--- START ---

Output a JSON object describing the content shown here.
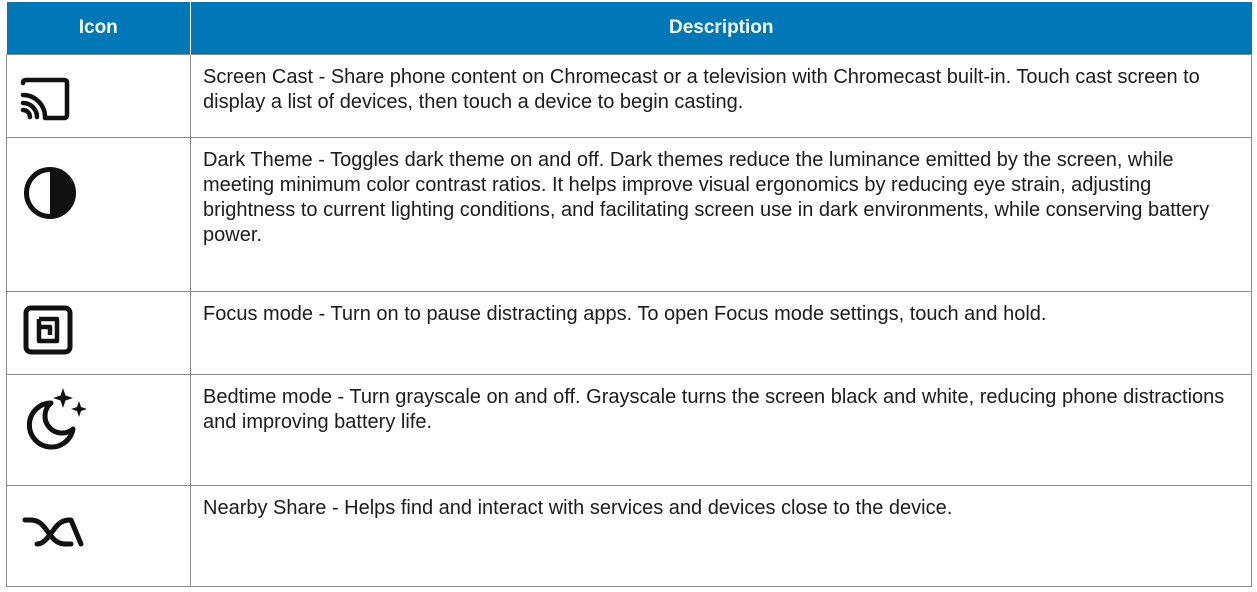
{
  "table": {
    "headers": {
      "icon": "Icon",
      "description": "Description"
    },
    "rows": [
      {
        "icon": "screen-cast-icon",
        "description": "Screen Cast - Share phone content on Chromecast or a television with Chromecast built-in. Touch cast screen to display a list of devices, then touch a device to begin casting."
      },
      {
        "icon": "dark-theme-icon",
        "description": "Dark Theme - Toggles dark theme on and off. Dark themes reduce the luminance emitted by the screen, while meeting minimum color contrast ratios. It helps improve visual ergonomics by reducing eye strain, adjusting brightness to current lighting conditions, and facilitating screen use in dark environments, while conserving battery power."
      },
      {
        "icon": "focus-mode-icon",
        "description": "Focus mode - Turn on to pause distracting apps. To open Focus mode settings, touch and hold."
      },
      {
        "icon": "bedtime-mode-icon",
        "description": "Bedtime mode - Turn grayscale on and off. Grayscale turns the screen black and white, reducing phone distractions and improving battery life."
      },
      {
        "icon": "nearby-share-icon",
        "description": "Nearby Share - Helps find and interact with services and devices close to the device."
      }
    ]
  },
  "colors": {
    "header_background": "#0077b6",
    "header_text": "#ffffff",
    "border": "#8a8a8a",
    "icon": "#111111"
  }
}
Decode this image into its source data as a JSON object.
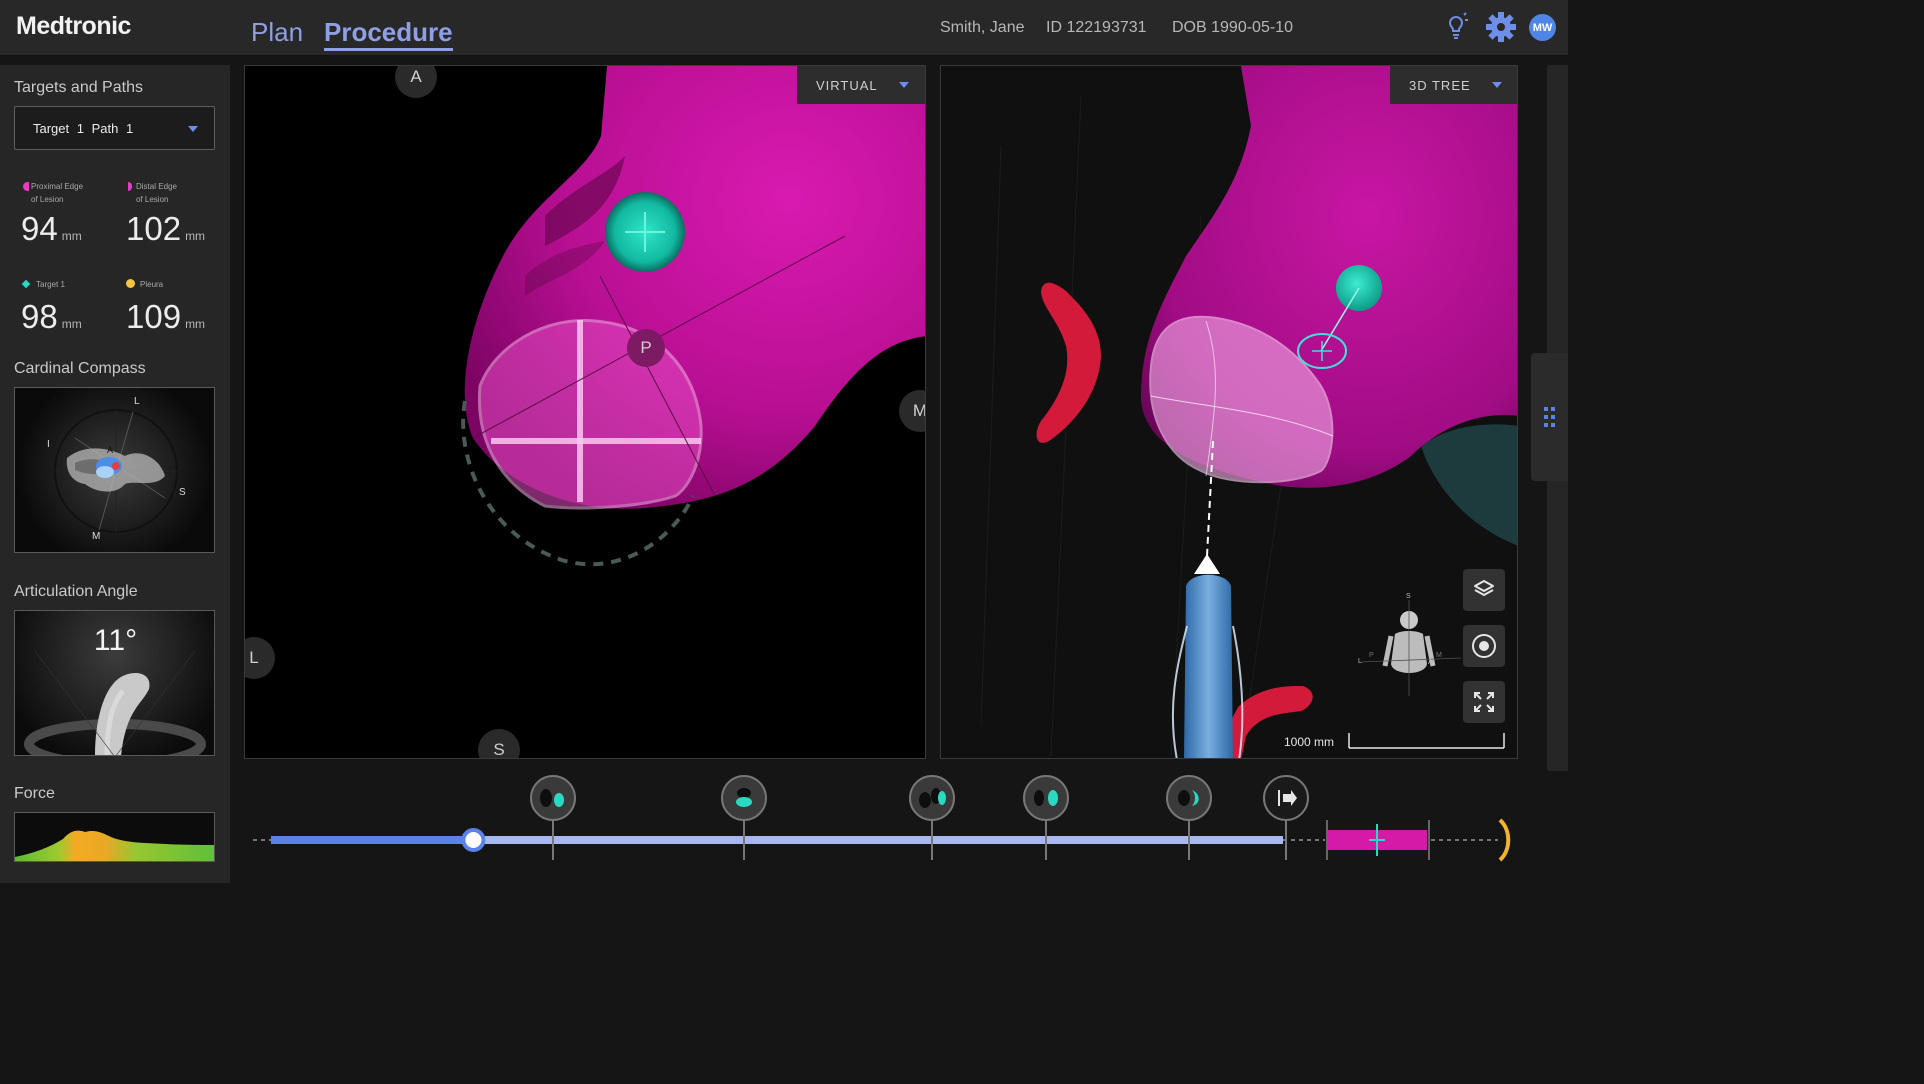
{
  "header": {
    "logo": "Medtronic",
    "tabs": [
      {
        "label": "Plan"
      },
      {
        "label": "Procedure"
      }
    ],
    "patient_name": "Smith, Jane",
    "patient_id": "ID 122193731",
    "patient_dob": "DOB 1990-05-10",
    "user_initials": "MW"
  },
  "sidebar": {
    "targets_title": "Targets and Paths",
    "target_select": "Target 1  Path 1",
    "metrics": [
      {
        "label_line1": "Proximal Edge",
        "label_line2": "of Lesion",
        "value": "94",
        "unit": "mm",
        "color": "#e23fc0"
      },
      {
        "label_line1": "Distal Edge",
        "label_line2": "of Lesion",
        "value": "102",
        "unit": "mm",
        "color": "#e23fc0"
      },
      {
        "label_line1": "Target 1",
        "label_line2": "",
        "value": "98",
        "unit": "mm",
        "color": "#2ad9c2"
      },
      {
        "label_line1": "Pleura",
        "label_line2": "",
        "value": "109",
        "unit": "mm",
        "color": "#f3c344"
      }
    ],
    "compass_title": "Cardinal Compass",
    "compass_labels": {
      "top": "L",
      "left": "I",
      "right": "S",
      "bottom": "M",
      "center": "A"
    },
    "articulation_title": "Articulation Angle",
    "articulation_value": "11°",
    "force_title": "Force"
  },
  "virtual_view": {
    "mode": "VIRTUAL",
    "orientation": {
      "top": "A",
      "right": "M",
      "bottom": "S",
      "left": "L",
      "center": "P"
    }
  },
  "tree_view": {
    "mode": "3D TREE",
    "scale_label": "1000 mm",
    "mini_axes": {
      "top": "S",
      "left": "L",
      "p": "P",
      "m": "M",
      "a": "A"
    }
  },
  "timeline": {
    "progress_fraction": 0.2,
    "waypoints": [
      "airway-1",
      "airway-2",
      "airway-3",
      "airway-4",
      "airway-5",
      "exit"
    ]
  },
  "colors": {
    "accent": "#6e8fe8",
    "lesion": "#d41aa6",
    "target": "#2ad9c2",
    "pleura": "#f3c344",
    "vessel": "#d31a3a"
  }
}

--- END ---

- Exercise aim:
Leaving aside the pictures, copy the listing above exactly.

- Your solution:
Output a JSON object describing the content shown here.
{
  "table": {
    "headers": {
      "icon": "Icon",
      "description": "Description"
    },
    "rows": [
      {
        "icon": "screen-cast-icon",
        "description": "Screen Cast - Share phone content on Chromecast or a television with Chromecast built-in. Touch cast screen to display a list of devices, then touch a device to begin casting."
      },
      {
        "icon": "dark-theme-icon",
        "description": "Dark Theme - Toggles dark theme on and off. Dark themes reduce the luminance emitted by the screen, while meeting minimum color contrast ratios. It helps improve visual ergonomics by reducing eye strain, adjusting brightness to current lighting conditions, and facilitating screen use in dark environments, while conserving battery power."
      },
      {
        "icon": "focus-mode-icon",
        "description": "Focus mode - Turn on to pause distracting apps. To open Focus mode settings, touch and hold."
      },
      {
        "icon": "bedtime-mode-icon",
        "description": "Bedtime mode - Turn grayscale on and off. Grayscale turns the screen black and white, reducing phone distractions and improving battery life."
      },
      {
        "icon": "nearby-share-icon",
        "description": "Nearby Share - Helps find and interact with services and devices close to the device."
      }
    ]
  },
  "colors": {
    "header_background": "#0077b6",
    "header_text": "#ffffff",
    "border": "#8a8a8a",
    "icon": "#111111"
  }
}
Decode this image into its source data as a JSON object.
{
  "header": {
    "logo": "Medtronic",
    "tabs": [
      {
        "label": "Plan"
      },
      {
        "label": "Procedure"
      }
    ],
    "patient_name": "Smith, Jane",
    "patient_id": "ID 122193731",
    "patient_dob": "DOB 1990-05-10",
    "user_initials": "MW"
  },
  "sidebar": {
    "targets_title": "Targets and Paths",
    "target_select": "Target 1  Path 1",
    "metrics": [
      {
        "label_line1": "Proximal Edge",
        "label_line2": "of Lesion",
        "value": "94",
        "unit": "mm",
        "color": "#e23fc0"
      },
      {
        "label_line1": "Distal Edge",
        "label_line2": "of Lesion",
        "value": "102",
        "unit": "mm",
        "color": "#e23fc0"
      },
      {
        "label_line1": "Target 1",
        "label_line2": "",
        "value": "98",
        "unit": "mm",
        "color": "#2ad9c2"
      },
      {
        "label_line1": "Pleura",
        "label_line2": "",
        "value": "109",
        "unit": "mm",
        "color": "#f3c344"
      }
    ],
    "compass_title": "Cardinal Compass",
    "compass_labels": {
      "top": "L",
      "left": "I",
      "right": "S",
      "bottom": "M",
      "center": "A"
    },
    "articulation_title": "Articulation Angle",
    "articulation_value": "11°",
    "force_title": "Force"
  },
  "virtual_view": {
    "mode": "VIRTUAL",
    "orientation": {
      "top": "A",
      "right": "M",
      "bottom": "S",
      "left": "L",
      "center": "P"
    }
  },
  "tree_view": {
    "mode": "3D TREE",
    "scale_label": "1000 mm",
    "mini_axes": {
      "top": "S",
      "left": "L",
      "p": "P",
      "m": "M",
      "a": "A"
    }
  },
  "timeline": {
    "progress_fraction": 0.2,
    "waypoints": [
      "airway-1",
      "airway-2",
      "airway-3",
      "airway-4",
      "airway-5",
      "exit"
    ]
  },
  "colors": {
    "accent": "#6e8fe8",
    "lesion": "#d41aa6",
    "target": "#2ad9c2",
    "pleura": "#f3c344",
    "vessel": "#d31a3a"
  }
}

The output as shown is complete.